Foreseeability is an essential issue in virtually every personal injury case. A review of two recent Massachusetts cases helps show how the lines of foreseeability are drawn. Belizaire v. Furr, 88 Mass. App. Ct. 299 (2015) involved the fatal shooting of Carl Belizaire at a party. His estate brought a lawsuit against the owner of the property, who had an informal agreement leasing the property to a family friend. The estate claimed that the landlord was negligent in connection with security at the house, and, as a result, an unknown assailant attended the party and killed Mr. Belizaire. Although landlords may be liable for harm resulting from criminal acts on their property, they are only held liable when such acts are foreseeable. In this case, there had been no prior shootings or similar violent incidents, and, therefore, the landlord could not be held liable for the shooting, as it was not “foreseeable.’
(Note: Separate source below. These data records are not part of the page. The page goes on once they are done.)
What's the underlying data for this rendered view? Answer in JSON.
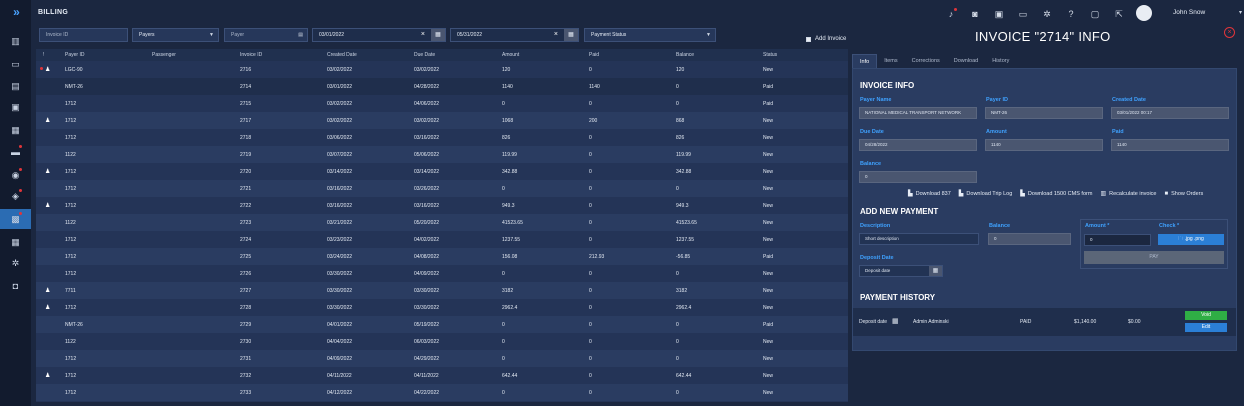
{
  "sidebar": {
    "logo": "»",
    "items": [
      "building-icon",
      "chat-icon",
      "document-icon",
      "clipboard-icon",
      "calendar-icon",
      "bus-icon",
      "users-icon",
      "location-icon",
      "briefcase-icon",
      "calendar-check-icon",
      "gear-icon",
      "shield-icon"
    ],
    "active_index": 8,
    "dots": [
      5,
      6,
      7,
      8
    ]
  },
  "header": {
    "title": "BILLING",
    "user_name": "John Snow",
    "icons": [
      "bell-icon",
      "car-icon",
      "inbox-icon",
      "message-icon",
      "settings-icon",
      "help-icon",
      "monitor-icon",
      "export-icon"
    ]
  },
  "filters": {
    "invoice_id_placeholder": "Invoice ID",
    "payers_label": "Payers",
    "payer_placeholder": "Payer",
    "date_from": "03/01/2022",
    "date_to": "05/31/2022",
    "payment_status_label": "Payment Status",
    "add_invoice_label": "Add Invoice"
  },
  "table": {
    "headers": [
      "!",
      "Payer ID",
      "Passenger",
      "Invoice ID",
      "Created Date",
      "Due Date",
      "Amount",
      "Paid",
      "Balance",
      "Status"
    ],
    "rows": [
      {
        "flag": true,
        "red": true,
        "payer": "LGC-90",
        "passenger": "",
        "invoice": "2716",
        "created": "03/02/2022",
        "due": "03/02/2022",
        "amount": "120",
        "paid": "0",
        "balance": "120",
        "status": "New"
      },
      {
        "flag": false,
        "red": false,
        "payer": "NMT-26",
        "passenger": "",
        "invoice": "2714",
        "created": "03/01/2022",
        "due": "04/28/2022",
        "amount": "1140",
        "paid": "1140",
        "balance": "0",
        "status": "Paid"
      },
      {
        "flag": false,
        "red": false,
        "payer": "1712",
        "passenger": "",
        "invoice": "2715",
        "created": "03/02/2022",
        "due": "04/06/2022",
        "amount": "0",
        "paid": "0",
        "balance": "0",
        "status": "Paid"
      },
      {
        "flag": true,
        "red": false,
        "payer": "1712",
        "passenger": "",
        "invoice": "2717",
        "created": "03/02/2022",
        "due": "03/02/2022",
        "amount": "1068",
        "paid": "200",
        "balance": "868",
        "status": "New"
      },
      {
        "flag": false,
        "red": false,
        "payer": "1712",
        "passenger": "",
        "invoice": "2718",
        "created": "03/06/2022",
        "due": "03/16/2022",
        "amount": "826",
        "paid": "0",
        "balance": "826",
        "status": "New"
      },
      {
        "flag": false,
        "red": false,
        "payer": "1122",
        "passenger": "",
        "invoice": "2719",
        "created": "03/07/2022",
        "due": "05/06/2022",
        "amount": "119.99",
        "paid": "0",
        "balance": "119.99",
        "status": "New"
      },
      {
        "flag": true,
        "red": false,
        "payer": "1712",
        "passenger": "",
        "invoice": "2720",
        "created": "03/14/2022",
        "due": "03/14/2022",
        "amount": "342.88",
        "paid": "0",
        "balance": "342.88",
        "status": "New"
      },
      {
        "flag": false,
        "red": false,
        "payer": "1712",
        "passenger": "",
        "invoice": "2721",
        "created": "03/16/2022",
        "due": "03/26/2022",
        "amount": "0",
        "paid": "0",
        "balance": "0",
        "status": "New"
      },
      {
        "flag": true,
        "red": false,
        "payer": "1712",
        "passenger": "",
        "invoice": "2722",
        "created": "03/16/2022",
        "due": "03/16/2022",
        "amount": "949.3",
        "paid": "0",
        "balance": "949.3",
        "status": "New"
      },
      {
        "flag": false,
        "red": false,
        "payer": "1122",
        "passenger": "",
        "invoice": "2723",
        "created": "03/21/2022",
        "due": "05/20/2022",
        "amount": "41523.65",
        "paid": "0",
        "balance": "41523.65",
        "status": "New"
      },
      {
        "flag": false,
        "red": false,
        "payer": "1712",
        "passenger": "",
        "invoice": "2724",
        "created": "03/23/2022",
        "due": "04/02/2022",
        "amount": "1237.55",
        "paid": "0",
        "balance": "1237.55",
        "status": "New"
      },
      {
        "flag": false,
        "red": false,
        "payer": "1712",
        "passenger": "",
        "invoice": "2725",
        "created": "03/24/2022",
        "due": "04/08/2022",
        "amount": "156.08",
        "paid": "212.93",
        "balance": "-56.85",
        "status": "Paid"
      },
      {
        "flag": false,
        "red": false,
        "payer": "1712",
        "passenger": "",
        "invoice": "2726",
        "created": "03/30/2022",
        "due": "04/09/2022",
        "amount": "0",
        "paid": "0",
        "balance": "0",
        "status": "New"
      },
      {
        "flag": true,
        "red": false,
        "payer": "7711",
        "passenger": "",
        "invoice": "2727",
        "created": "03/30/2022",
        "due": "03/30/2022",
        "amount": "3182",
        "paid": "0",
        "balance": "3182",
        "status": "New"
      },
      {
        "flag": true,
        "red": false,
        "payer": "1712",
        "passenger": "",
        "invoice": "2728",
        "created": "03/30/2022",
        "due": "03/30/2022",
        "amount": "2962.4",
        "paid": "0",
        "balance": "2962.4",
        "status": "New"
      },
      {
        "flag": false,
        "red": false,
        "payer": "NMT-26",
        "passenger": "",
        "invoice": "2729",
        "created": "04/01/2022",
        "due": "05/19/2022",
        "amount": "0",
        "paid": "0",
        "balance": "0",
        "status": "Paid"
      },
      {
        "flag": false,
        "red": false,
        "payer": "1122",
        "passenger": "",
        "invoice": "2730",
        "created": "04/04/2022",
        "due": "06/03/2022",
        "amount": "0",
        "paid": "0",
        "balance": "0",
        "status": "New"
      },
      {
        "flag": false,
        "red": false,
        "payer": "1712",
        "passenger": "",
        "invoice": "2731",
        "created": "04/09/2022",
        "due": "04/29/2022",
        "amount": "0",
        "paid": "0",
        "balance": "0",
        "status": "New"
      },
      {
        "flag": true,
        "red": false,
        "payer": "1712",
        "passenger": "",
        "invoice": "2732",
        "created": "04/11/2022",
        "due": "04/11/2022",
        "amount": "642.44",
        "paid": "0",
        "balance": "642.44",
        "status": "New"
      },
      {
        "flag": false,
        "red": false,
        "payer": "1712",
        "passenger": "",
        "invoice": "2733",
        "created": "04/12/2022",
        "due": "04/22/2022",
        "amount": "0",
        "paid": "0",
        "balance": "0",
        "status": "New"
      }
    ]
  },
  "panel": {
    "title": "INVOICE \"2714\" INFO",
    "tabs": [
      "Info",
      "Items",
      "Corrections",
      "Download",
      "History"
    ],
    "info_title": "INVOICE INFO",
    "payer_name_label": "Payer Name",
    "payer_name": "NATIONAL MEDICAL TRANSPORT NETWORK",
    "payer_id_label": "Payer ID",
    "payer_id": "NMT-26",
    "created_label": "Created Date",
    "created": "03/01/2022 00:17",
    "due_label": "Due Date",
    "due": "04/28/2022",
    "amount_label": "Amount",
    "amount": "1140",
    "paid_label": "Paid",
    "paid": "1140",
    "balance_label": "Balance",
    "balance": "0",
    "actions": [
      "Download 837",
      "Download Trip Log",
      "Download 1500 CMS form",
      "Recalculate invoice",
      "Show Orders"
    ],
    "add_payment_title": "ADD NEW PAYMENT",
    "description_label": "Description",
    "description_placeholder": "Short description",
    "pbalance_label": "Balance",
    "pbalance": "0",
    "pamount_label": "Amount *",
    "pamount": "0",
    "check_label": "Check *",
    "check_btn": ".jpg .png",
    "deposit_label": "Deposit Date",
    "deposit_placeholder": "Deposit date",
    "pay_btn": "PAY",
    "history_title": "PAYMENT HISTORY",
    "history": {
      "deposit": "Deposit date",
      "user": "Admin Adminski",
      "status": "PAID",
      "amount": "$1,140.00",
      "balance": "$0.00",
      "void": "Void",
      "edit": "Edit"
    }
  }
}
On the other hand, even without any prior, similar incidents, a hospital could be liable for a sexual assault in the case of Doe v. Boston Medical Center Corporation, 88 Mass. App. Ct. 289 (2015). An interpreter had entered the victim’s hospital room one afternoon to perform interpreting services. Later, he returned, found her door open, entered her room, and sexually assaulted her. When he was hired, the hospital had told the interpreter – who had no prior criminal convictions – that he could never be alone with a patient. As the court explained, this policy was “self-regulated … the only person to insure that [he] was never alone with a patient was himself.” A superior court judge concluded that the hospital could not be held liable to the patient, because “no rational view of the evidence permits a conclusion that [the hospital] could have foreseen” the assault. The Appeals Court reversed the judge’s decision, concluding that the question should not have been whether the “specific assault was foreseeable based on” the interpreter’s prior conduct, but rather whether any “assault on an unattended, minimally clothed patient was foreseeable when her room door was unlocked, open, and unmonitored, and unauthorized hospital employees had access to it.” The Appeals Court noted that the hospital’s policy prohibiting interpreters from being alone with patients is evidence that such harm was foreseeable to the hospital. Whether the hospital’s lack of proper safeguards to enforce that policy was negligent was an issue that would have to be decided in a jury trial, and, therefore, the judge’s dismissal of the case was reversed.
The bottom line is that foreseeability is a difficult concept, and is very much based on the unique circumstances of each case. The best lesson is this: if harm from your conduct is foreseeable, it would be wise to change your conduct and reduce the likelihood of such harm. In other words, if you “should have known better,” you may be in trouble.